Australia’s booming housing market is the continued topic of discussion. Young people can’t afford to live close to the city because they eat out far too much and travel all the time. The older generation is sitting comfortably on their property (or properties) just watching their net-worth climb.
That’s oversimplifying the situation of course. But inflated property prices are a problem for those looking to buy their first home.
According to the Organisation for Economic Cooperation and Development (OECD), Australia’s biggest domestic risk is a crash in the inflated property market.
A property crash bad news for all Australian’s
A property price crash would be disastrous indeed. Not just for homeowners, but for banks that individually own billions worth of mortgage loans. But you have to question how likely a property crash would be.
Australia’s population is growing, which increases demand. Borrowing cash is still relatively cheap. And property growth year-on-year is higher than the average mortgage rate of 4–5%, which encourages investors to buy more properties.
The OECD expects the RBA start increasing its policy rate towards the end of 2017.
The OECD continues:
‘Higher interest rates will relieve some of the pressure on the booming housing market, although the risks posed by possible overheating still call for enhanced macro-prudential policies.’
But have the OECD got this right?
For one, monetary policy should be used to find the right balance between inflation and unemployment. If an economy is in recession and unemployment is high, central bankers will cut interest rates to promote growth and improve the jobs market. But if inflation gets out of hand, interest rates will be raised to a level where unemployment is not drastically affected.
This is how it’s supposed to work in theory anyway. I doubt the Federal Reserve, the RBA and other central bankers stick to this tenet. Interest rates should be changed to affect other factors, like property prices, currency or anything else.
Secondly, the property market is coming towards the top.
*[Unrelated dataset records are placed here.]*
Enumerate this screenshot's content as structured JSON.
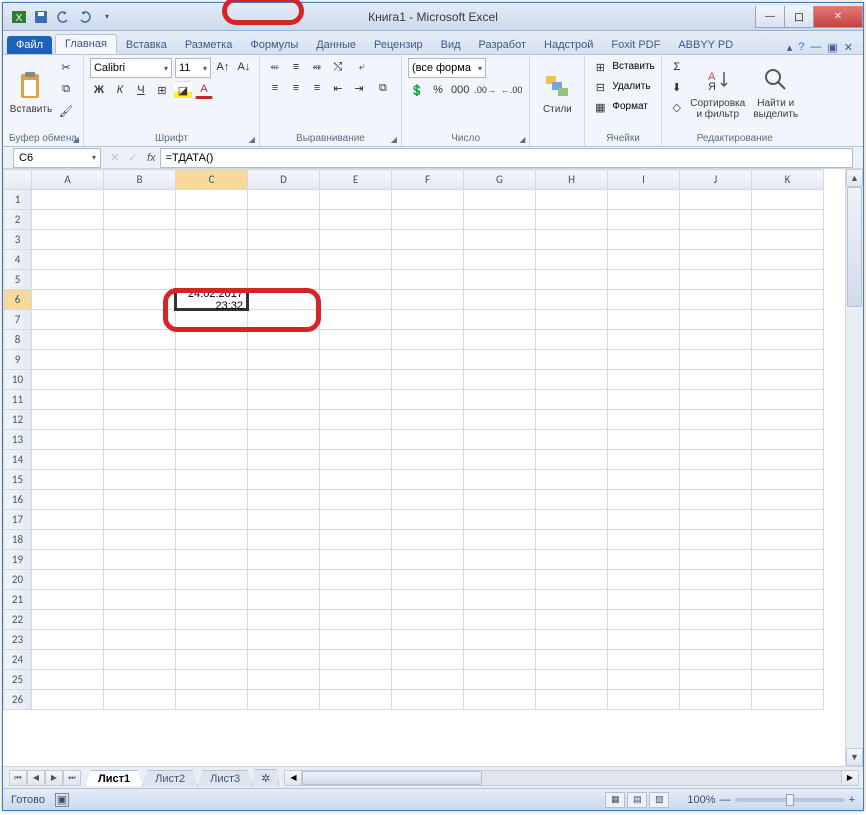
{
  "window": {
    "title": "Книга1 - Microsoft Excel",
    "buttons": {
      "min": "—",
      "max": "口",
      "close": "✕"
    }
  },
  "qat": {
    "save": "save",
    "undo": "undo",
    "redo": "redo"
  },
  "tabs": {
    "file": "Файл",
    "items": [
      "Главная",
      "Вставка",
      "Разметка",
      "Формулы",
      "Данные",
      "Рецензир",
      "Вид",
      "Разработ",
      "Надстрой",
      "Foxit PDF",
      "ABBYY PD"
    ],
    "active": 0
  },
  "ribbon": {
    "clipboard": {
      "label": "Буфер обмена",
      "paste": "Вставить"
    },
    "font": {
      "label": "Шрифт",
      "name": "Calibri",
      "size": "11",
      "bold": "Ж",
      "italic": "К",
      "under": "Ч",
      "border": "⊞",
      "fill": "◪",
      "color": "A"
    },
    "align": {
      "label": "Выравнивание"
    },
    "number": {
      "label": "Число",
      "format": "(все форма",
      "pct": "%",
      "comma": "000",
      "inc": "←0",
      "dec": "0→"
    },
    "styles": {
      "label": "",
      "btn": "Стили"
    },
    "cells": {
      "label": "Ячейки",
      "insert": "Вставить",
      "delete": "Удалить",
      "format": "Формат"
    },
    "editing": {
      "label": "Редактирование",
      "sort": "Сортировка и фильтр",
      "find": "Найти и выделить",
      "sum": "Σ",
      "fill": "⬇",
      "clear": "◇"
    }
  },
  "namebox": "C6",
  "formula": "=ТДАТА()",
  "columns": [
    "A",
    "B",
    "C",
    "D",
    "E",
    "F",
    "G",
    "H",
    "I",
    "J",
    "K"
  ],
  "rows": 26,
  "activeCell": {
    "row": 6,
    "col": "C",
    "value": "24.02.2017 23:32"
  },
  "sheets": {
    "items": [
      "Лист1",
      "Лист2",
      "Лист3"
    ],
    "active": 0
  },
  "status": {
    "ready": "Готово",
    "zoom": "100%",
    "plus": "+",
    "minus": "—"
  }
}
I know I’ll regret saying that if the market steams ahead in 2017. But for now, growth is slowing down. According to CoreLogic, Sydney and Melbourne both posted month-on-month negative growth in May. And it could likely be negative for June as well.
So what’s the point of raising interest rates now if prices are no longer growing rapidly?
While a property crash could be one of our biggest domestic risks, it’s not highly likely judging from the current environment.
Junior Analyst, Markets & Money
PS: There aren’t many who think property will continue to drastically rise from here. But controversial economist Phil Anderson does.
Phil has previously predicted the US housing market crash, the Aussie property boom from 2009, and timed the US stock market all-time high in 2013 despite poor economic news.
In Phil’s exclusive new report, ‘Why Australian Property Is on the Verge of a Decade Long Boom’, he’ll show you why he’s so bullish on Aussie property.
To get your free copy of Phil’s report, click here.